A long nine days ago, I posted about The Paper from Imperial College London that predicted the US would face 2.2 million COVID deaths if nobody changed their behavior at all. The Paper used a detailed SIR model to simulate how infectious diseases spread through schools, workplaces, homes, and communities in US cities. The headline of 2.2 million deaths was a worst-case scenario and a reference point for how many deaths we can avoid by implementing different interventions. Although The Paper simulated detailed spread across the United States, it didn’t include results at any finer level than the whole country.

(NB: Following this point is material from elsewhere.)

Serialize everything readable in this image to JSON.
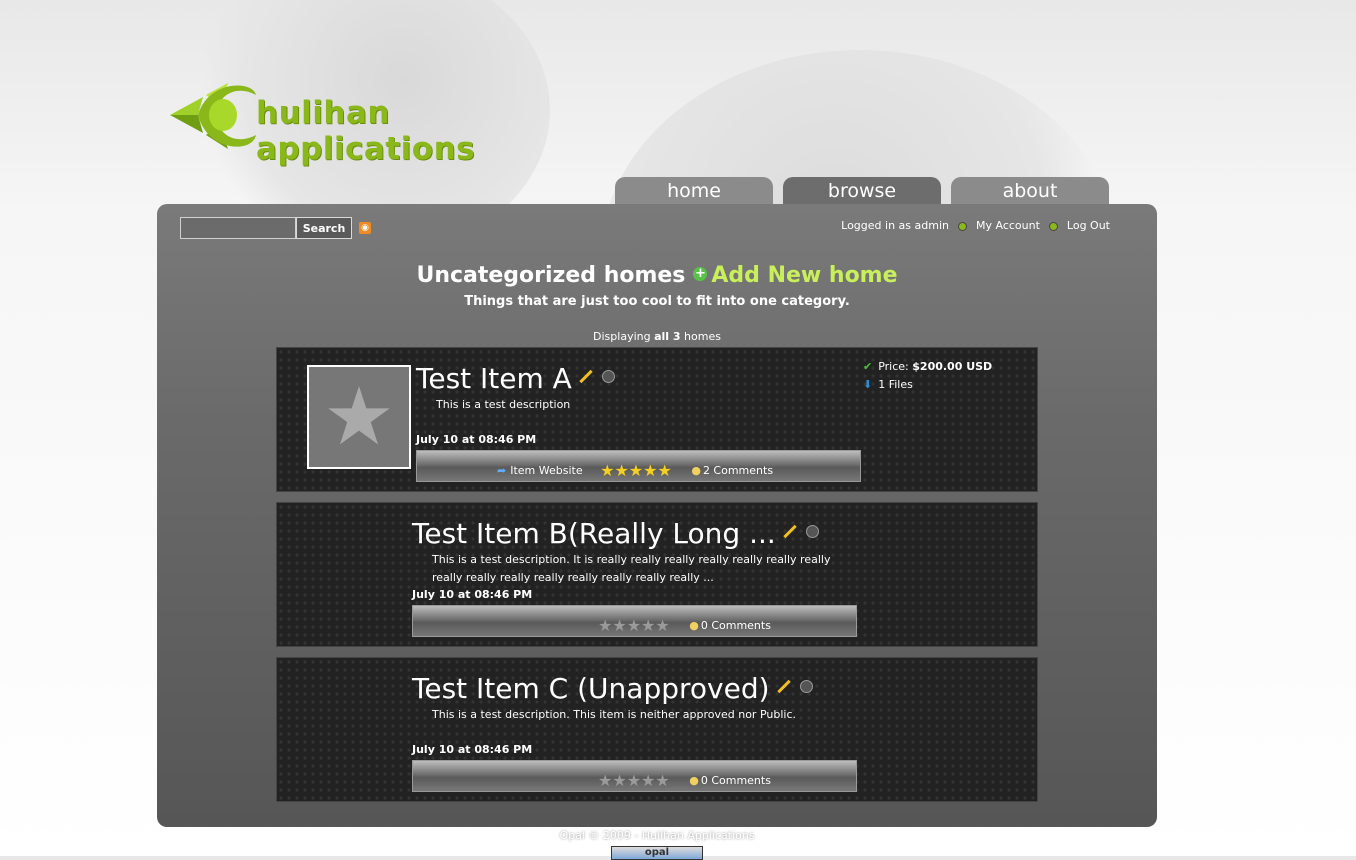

There is a new paper from the University of Washington that takes a very different approach – and an additional week of coronavirus data – to forecast the course of the virus in all 50 states. Their forecasts include the demand for general hospital beds and ICU beds. They have data on the number of each kind of bed in all states, so we can see which states will likely exceed their capacity and by how much. They have visualized their results here.
The new paper doesn’t simulate the mechanics of how the virus spreads. Instead, they fit the growth curves to those seen in other countries before and after they implemented different interventions, with small adjustments for age demographics. You might immediately object that the US is different in lots of ways. In a sense, you’d be right. But this approach – assuming that outcomes for new events will be similar to outcomes for similar events in the past and then adjusting only slightly for whatever makes the new situation different – is the approach the superforecasters take. They’ve found that most people, including domain experts, exaggerate how special each situation is.
The new paper considers four interventions:
- stay-at-home orders
- school closures
- non-essential business closures
- severe travel limitations
Their simulations include when states have implemented each of these interventions. Crucially, they assume that all 50 states will implement all four interventions by April 2. That assumption is buried in the paper and I don’t see it anywhere on their visualizations page. It is almost certainly too rosy an assumption. I fear that people will look at the forecasts, think they don’t look that bad, and decide their states don’t need to do anything. The travel limitation assumption is especially rosy. Not a single state has met their definition of ‘severe travel limitations’ so it strikes me as bizarre to assume that all 50 will do it in the next week.
I’ve picked out a few of the states I’ve been following most closely. I’ll be comparing to these numbers to set expectations as new data comes out.
|Geo||Peak Beds Needed||Bed shortage||Peak ICU Beds Needed||ICU bed shortage||Peak Fatality Day||Total Fatalities|
|New York||48,311||35,301||7,667||6,949||April 7||10243|